▶ _ASSIGNMENT_
Pull every line with "Schedule" from the material.

____________

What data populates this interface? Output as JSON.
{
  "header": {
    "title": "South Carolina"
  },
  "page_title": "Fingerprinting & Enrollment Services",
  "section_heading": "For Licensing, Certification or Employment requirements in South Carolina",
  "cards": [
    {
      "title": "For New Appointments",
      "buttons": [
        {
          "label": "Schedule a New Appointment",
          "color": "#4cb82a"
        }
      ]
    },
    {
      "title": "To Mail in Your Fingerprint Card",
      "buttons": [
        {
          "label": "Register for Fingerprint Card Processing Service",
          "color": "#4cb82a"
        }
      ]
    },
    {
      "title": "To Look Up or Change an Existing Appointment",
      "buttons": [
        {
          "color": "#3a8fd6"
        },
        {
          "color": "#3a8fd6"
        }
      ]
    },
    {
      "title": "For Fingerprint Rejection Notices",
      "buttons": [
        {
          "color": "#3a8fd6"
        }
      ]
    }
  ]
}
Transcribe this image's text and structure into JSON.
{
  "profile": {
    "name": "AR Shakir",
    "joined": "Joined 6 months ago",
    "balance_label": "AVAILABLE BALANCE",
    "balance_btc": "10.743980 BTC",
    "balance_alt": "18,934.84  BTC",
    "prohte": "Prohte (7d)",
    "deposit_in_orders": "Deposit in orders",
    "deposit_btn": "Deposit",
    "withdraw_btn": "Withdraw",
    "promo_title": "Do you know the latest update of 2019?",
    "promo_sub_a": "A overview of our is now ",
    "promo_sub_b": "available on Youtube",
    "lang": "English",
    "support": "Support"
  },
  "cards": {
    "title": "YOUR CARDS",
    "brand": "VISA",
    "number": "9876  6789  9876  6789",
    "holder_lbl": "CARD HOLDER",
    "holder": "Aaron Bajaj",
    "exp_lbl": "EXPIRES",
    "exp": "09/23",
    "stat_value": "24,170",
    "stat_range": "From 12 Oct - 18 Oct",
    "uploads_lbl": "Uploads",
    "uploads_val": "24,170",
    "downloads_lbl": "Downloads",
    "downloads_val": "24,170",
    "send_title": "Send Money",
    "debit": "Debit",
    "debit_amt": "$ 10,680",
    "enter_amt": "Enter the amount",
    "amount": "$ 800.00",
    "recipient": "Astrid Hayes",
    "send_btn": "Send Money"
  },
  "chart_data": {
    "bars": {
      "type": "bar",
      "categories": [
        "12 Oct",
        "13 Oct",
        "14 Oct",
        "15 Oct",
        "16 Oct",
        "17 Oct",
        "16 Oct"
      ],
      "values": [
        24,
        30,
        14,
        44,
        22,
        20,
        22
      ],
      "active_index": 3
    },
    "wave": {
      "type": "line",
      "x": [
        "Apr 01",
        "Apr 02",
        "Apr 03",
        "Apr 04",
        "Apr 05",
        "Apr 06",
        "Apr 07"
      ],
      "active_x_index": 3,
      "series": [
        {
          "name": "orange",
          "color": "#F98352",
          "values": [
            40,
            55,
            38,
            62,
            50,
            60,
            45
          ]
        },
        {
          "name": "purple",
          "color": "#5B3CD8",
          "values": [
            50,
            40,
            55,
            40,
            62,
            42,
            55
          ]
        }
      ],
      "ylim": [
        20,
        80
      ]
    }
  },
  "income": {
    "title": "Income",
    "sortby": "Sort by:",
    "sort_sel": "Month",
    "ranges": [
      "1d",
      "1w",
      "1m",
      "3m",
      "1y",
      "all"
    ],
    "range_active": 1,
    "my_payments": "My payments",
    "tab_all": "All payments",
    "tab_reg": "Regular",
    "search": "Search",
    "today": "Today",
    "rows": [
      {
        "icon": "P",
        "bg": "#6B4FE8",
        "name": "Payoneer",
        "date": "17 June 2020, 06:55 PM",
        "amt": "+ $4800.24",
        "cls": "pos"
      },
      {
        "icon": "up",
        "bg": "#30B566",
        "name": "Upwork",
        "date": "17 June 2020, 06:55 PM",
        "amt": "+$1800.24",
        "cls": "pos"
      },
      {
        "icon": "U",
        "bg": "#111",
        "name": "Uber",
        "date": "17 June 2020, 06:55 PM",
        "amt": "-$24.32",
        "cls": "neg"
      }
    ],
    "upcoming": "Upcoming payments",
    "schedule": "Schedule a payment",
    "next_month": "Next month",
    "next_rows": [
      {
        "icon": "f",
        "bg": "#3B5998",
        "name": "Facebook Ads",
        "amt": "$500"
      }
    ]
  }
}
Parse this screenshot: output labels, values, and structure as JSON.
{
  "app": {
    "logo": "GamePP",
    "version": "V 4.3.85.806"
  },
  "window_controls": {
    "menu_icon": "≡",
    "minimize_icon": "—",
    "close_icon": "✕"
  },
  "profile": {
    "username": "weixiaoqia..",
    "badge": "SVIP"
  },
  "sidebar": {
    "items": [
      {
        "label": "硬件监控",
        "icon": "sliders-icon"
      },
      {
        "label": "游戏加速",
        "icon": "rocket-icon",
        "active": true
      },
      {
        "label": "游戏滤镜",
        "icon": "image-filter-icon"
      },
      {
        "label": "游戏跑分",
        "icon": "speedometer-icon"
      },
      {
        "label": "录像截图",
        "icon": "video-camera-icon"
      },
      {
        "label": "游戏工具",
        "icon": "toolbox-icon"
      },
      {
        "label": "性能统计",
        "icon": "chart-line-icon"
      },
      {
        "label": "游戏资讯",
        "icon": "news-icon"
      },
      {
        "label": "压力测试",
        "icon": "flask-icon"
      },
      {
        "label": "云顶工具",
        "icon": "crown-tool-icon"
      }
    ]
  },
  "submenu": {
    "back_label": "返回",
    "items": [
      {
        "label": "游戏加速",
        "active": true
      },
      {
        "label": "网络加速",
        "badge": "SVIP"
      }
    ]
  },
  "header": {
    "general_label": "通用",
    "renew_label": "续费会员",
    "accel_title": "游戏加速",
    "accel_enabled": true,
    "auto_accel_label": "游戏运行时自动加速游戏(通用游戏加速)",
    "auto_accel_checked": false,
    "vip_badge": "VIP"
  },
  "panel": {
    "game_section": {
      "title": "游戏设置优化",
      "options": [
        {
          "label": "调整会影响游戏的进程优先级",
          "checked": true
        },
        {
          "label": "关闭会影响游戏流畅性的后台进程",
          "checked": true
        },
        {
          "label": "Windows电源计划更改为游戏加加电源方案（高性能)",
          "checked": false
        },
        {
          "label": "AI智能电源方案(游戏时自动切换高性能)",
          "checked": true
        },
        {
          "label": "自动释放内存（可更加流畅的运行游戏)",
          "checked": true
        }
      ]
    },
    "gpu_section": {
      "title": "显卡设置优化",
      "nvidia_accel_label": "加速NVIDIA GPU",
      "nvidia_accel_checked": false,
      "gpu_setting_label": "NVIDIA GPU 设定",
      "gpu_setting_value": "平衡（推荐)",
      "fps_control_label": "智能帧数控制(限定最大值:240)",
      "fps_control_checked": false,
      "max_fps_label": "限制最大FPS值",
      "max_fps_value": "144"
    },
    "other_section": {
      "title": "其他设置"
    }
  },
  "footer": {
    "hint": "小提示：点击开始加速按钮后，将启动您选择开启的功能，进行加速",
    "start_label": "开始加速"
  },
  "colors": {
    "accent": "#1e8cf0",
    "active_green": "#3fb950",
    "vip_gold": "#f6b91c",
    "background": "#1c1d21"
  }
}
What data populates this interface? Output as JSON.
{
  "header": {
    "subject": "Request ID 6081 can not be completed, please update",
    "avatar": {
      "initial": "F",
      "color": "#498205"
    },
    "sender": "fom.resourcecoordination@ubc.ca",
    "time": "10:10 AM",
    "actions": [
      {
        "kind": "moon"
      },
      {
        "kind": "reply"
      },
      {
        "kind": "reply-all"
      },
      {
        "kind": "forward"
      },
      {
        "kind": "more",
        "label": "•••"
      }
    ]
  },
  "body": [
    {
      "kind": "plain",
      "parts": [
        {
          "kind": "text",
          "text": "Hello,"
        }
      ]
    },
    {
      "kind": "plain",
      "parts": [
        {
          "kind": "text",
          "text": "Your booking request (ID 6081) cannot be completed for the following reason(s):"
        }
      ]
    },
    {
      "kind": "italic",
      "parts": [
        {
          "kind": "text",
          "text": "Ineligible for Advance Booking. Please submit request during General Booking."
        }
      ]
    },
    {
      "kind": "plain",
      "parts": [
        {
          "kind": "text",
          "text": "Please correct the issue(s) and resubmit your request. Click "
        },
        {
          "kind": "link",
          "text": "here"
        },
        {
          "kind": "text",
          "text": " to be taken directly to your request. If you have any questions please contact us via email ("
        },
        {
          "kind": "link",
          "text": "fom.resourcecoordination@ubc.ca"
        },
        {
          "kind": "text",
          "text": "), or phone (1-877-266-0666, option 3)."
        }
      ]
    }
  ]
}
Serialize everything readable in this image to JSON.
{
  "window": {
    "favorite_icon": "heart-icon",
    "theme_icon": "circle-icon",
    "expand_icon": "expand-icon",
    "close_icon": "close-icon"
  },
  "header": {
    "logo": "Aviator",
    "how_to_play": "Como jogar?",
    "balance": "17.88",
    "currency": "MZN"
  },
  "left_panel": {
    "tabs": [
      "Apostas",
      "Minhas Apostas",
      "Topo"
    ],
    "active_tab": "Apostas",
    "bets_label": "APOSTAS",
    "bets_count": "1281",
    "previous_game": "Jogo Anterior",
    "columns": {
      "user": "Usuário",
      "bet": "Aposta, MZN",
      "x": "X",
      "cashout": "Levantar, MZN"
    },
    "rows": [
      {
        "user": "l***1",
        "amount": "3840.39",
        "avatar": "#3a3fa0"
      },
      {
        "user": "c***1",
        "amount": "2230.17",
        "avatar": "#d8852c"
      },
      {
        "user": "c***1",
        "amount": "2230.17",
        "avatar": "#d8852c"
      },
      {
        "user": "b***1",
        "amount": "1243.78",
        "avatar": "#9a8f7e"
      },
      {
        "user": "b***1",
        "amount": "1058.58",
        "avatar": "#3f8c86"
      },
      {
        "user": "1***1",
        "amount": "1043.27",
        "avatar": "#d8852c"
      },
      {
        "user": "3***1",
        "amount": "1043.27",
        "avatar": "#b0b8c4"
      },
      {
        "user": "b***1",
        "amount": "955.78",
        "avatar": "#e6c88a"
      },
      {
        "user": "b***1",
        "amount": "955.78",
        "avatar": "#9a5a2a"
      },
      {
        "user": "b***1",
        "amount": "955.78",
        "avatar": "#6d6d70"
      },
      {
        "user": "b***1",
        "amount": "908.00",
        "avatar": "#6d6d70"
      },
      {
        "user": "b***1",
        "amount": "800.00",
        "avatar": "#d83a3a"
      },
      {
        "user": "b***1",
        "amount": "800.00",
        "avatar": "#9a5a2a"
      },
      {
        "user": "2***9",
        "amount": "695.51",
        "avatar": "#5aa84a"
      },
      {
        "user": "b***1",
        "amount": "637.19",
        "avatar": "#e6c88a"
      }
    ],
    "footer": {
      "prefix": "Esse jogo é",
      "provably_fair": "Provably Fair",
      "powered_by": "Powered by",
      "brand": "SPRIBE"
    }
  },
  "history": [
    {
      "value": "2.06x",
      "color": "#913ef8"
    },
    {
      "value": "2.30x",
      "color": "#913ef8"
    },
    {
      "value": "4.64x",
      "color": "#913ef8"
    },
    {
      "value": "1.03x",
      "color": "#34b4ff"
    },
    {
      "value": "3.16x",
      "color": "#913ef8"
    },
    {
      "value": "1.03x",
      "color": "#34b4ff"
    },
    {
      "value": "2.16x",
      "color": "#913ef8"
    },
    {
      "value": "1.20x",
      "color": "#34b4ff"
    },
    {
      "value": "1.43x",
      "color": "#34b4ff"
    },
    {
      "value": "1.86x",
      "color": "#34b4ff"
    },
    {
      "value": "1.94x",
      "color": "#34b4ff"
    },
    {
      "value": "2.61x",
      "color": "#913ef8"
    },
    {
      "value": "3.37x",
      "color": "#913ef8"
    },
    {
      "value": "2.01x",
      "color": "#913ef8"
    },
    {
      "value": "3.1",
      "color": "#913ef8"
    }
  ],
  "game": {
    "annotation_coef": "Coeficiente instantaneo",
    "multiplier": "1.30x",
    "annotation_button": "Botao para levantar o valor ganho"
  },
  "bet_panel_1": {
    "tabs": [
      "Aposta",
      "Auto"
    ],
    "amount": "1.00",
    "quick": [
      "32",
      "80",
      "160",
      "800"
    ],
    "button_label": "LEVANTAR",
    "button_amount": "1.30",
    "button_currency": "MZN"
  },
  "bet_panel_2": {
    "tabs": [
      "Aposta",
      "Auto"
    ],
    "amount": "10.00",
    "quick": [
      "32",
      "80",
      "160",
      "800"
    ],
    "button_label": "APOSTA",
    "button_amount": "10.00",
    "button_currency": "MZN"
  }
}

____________

▶ _REPLY_
          "label": "Schedule a New Appointment",
    "schedule": "Schedule a payment",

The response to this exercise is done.